National Geographic : 2012 Apr
• Ghostwalking in Titanic Wandering room to room through the sunken wreck, the explorer and lmmaker nds himself at home among the spirits. I since my intrepid robot Gilligan le its garage on the front of the submersible Mir 1 and disappeared inside the cavernous shipwreck. Our sub was parked on the upper deck of the most famous wreck in history, surrounded by eternal blackness and over 5,000 pounds per square inch of pressure, both thanks to a two-and-a-half-mile column of water over our heads.
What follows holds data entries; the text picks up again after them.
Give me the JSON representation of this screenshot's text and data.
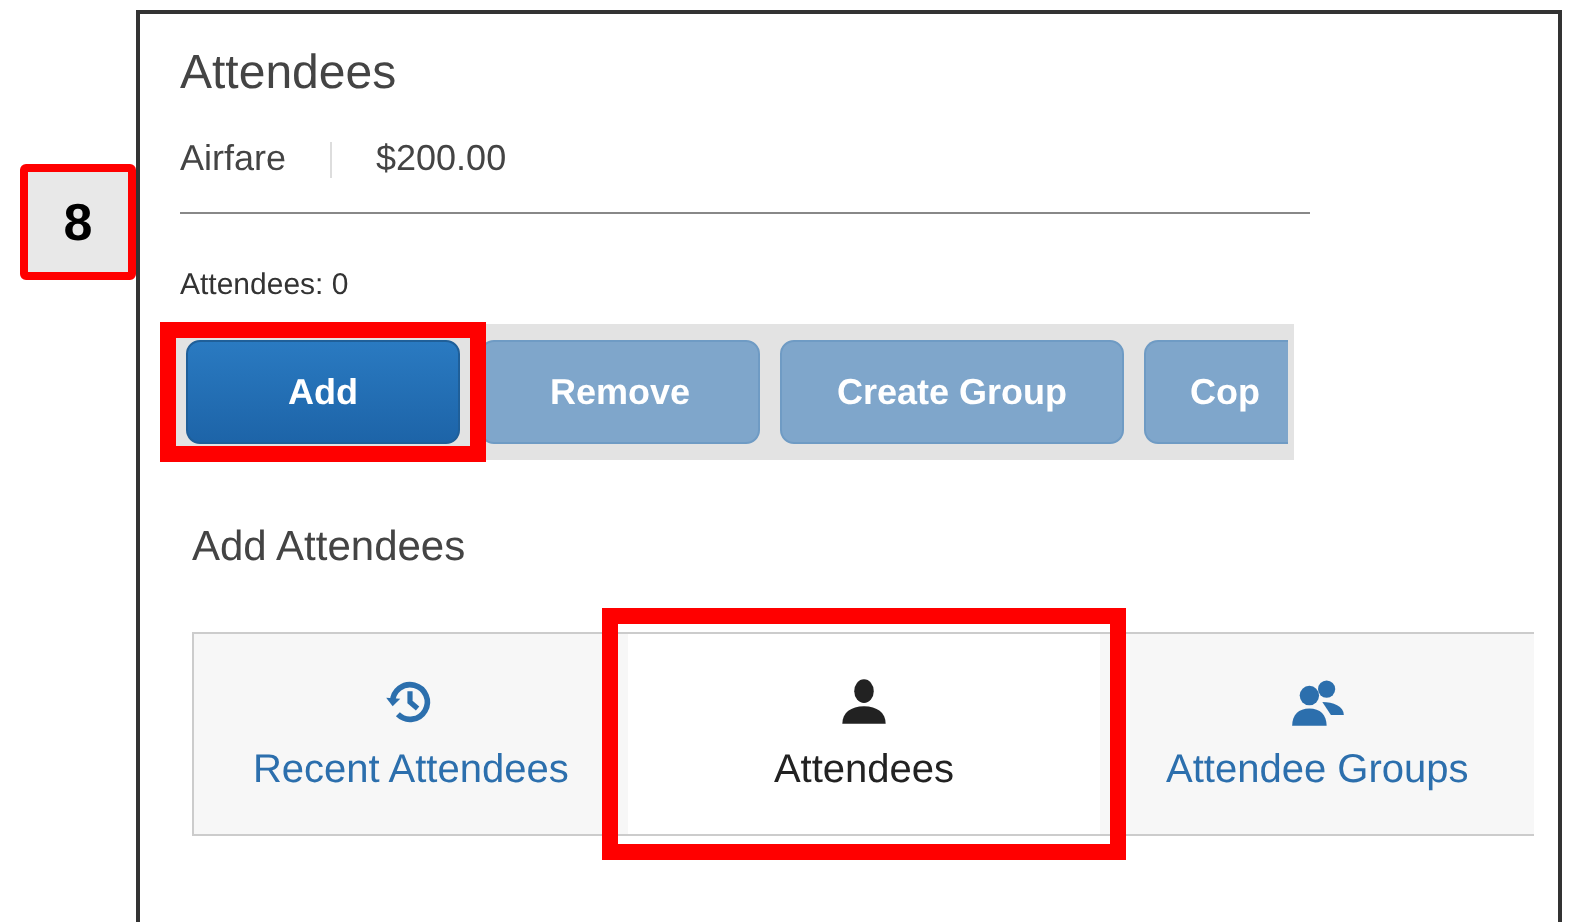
{
  "step_badge": {
    "label": "8"
  },
  "section": {
    "title": "Attendees",
    "expense_type": "Airfare",
    "amount": "$200.00",
    "count_label": "Attendees: 0"
  },
  "buttons": [
    {
      "label": "Add",
      "disabled": false,
      "highlighted": true
    },
    {
      "label": "Remove",
      "disabled": true,
      "highlighted": false
    },
    {
      "label": "Create Group",
      "disabled": true,
      "highlighted": false
    },
    {
      "label": "Cop",
      "disabled": true,
      "highlighted": false
    }
  ],
  "add_section": {
    "title": "Add Attendees"
  },
  "tabs": [
    {
      "label": "Recent Attendees",
      "kind": "history",
      "selected": false,
      "highlighted": false
    },
    {
      "label": "Attendees",
      "kind": "person",
      "selected": true,
      "highlighted": true
    },
    {
      "label": "Attendee Groups",
      "kind": "people",
      "selected": false,
      "highlighted": false
    }
  ]
}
Safe inside the Mir, I ew the remotely oper- ated vehicle (ROV) with gentle nudges of the joy- stick, its thrusters maneuvering it into the ship's treacherous interior. e "bot" had penetrated to F Deck, paying out a thin ber-optic cable like Theseus in the labyrinth, with only Ariadne's twine to guide him back. ough the tiny vehicle was now seven decks below me, I felt as if my consciousness were inside the bot, its cameras my eyes, staring down the corridors of the ship. Its jeopardy was also mine, and my pulse raced with each new hazard. Turning a corner, I barely escaped being pinned by a falling "rusticle," one of the stalactite-like formations created by the bacte- ria that are slowly devouring the steel of the ship. As I passed through an entrance, suddenly revealed in my lights were sparkling re ections o a wall of gleaming blue and green tiles. Teak chaise lounges lay upturned on the oor, incred- ibly well preserved, and above them was an ara- besque dome covered in gold leaf. I had entered the elegant spa on the most luxurious ship of its time. "Tell them we're in the Turkish baths," I said to Mike Arbuthnot, the marine archaeologist Explorer-in-Residence James Cameron's next expedition is a solo dive to the Mariana Trench.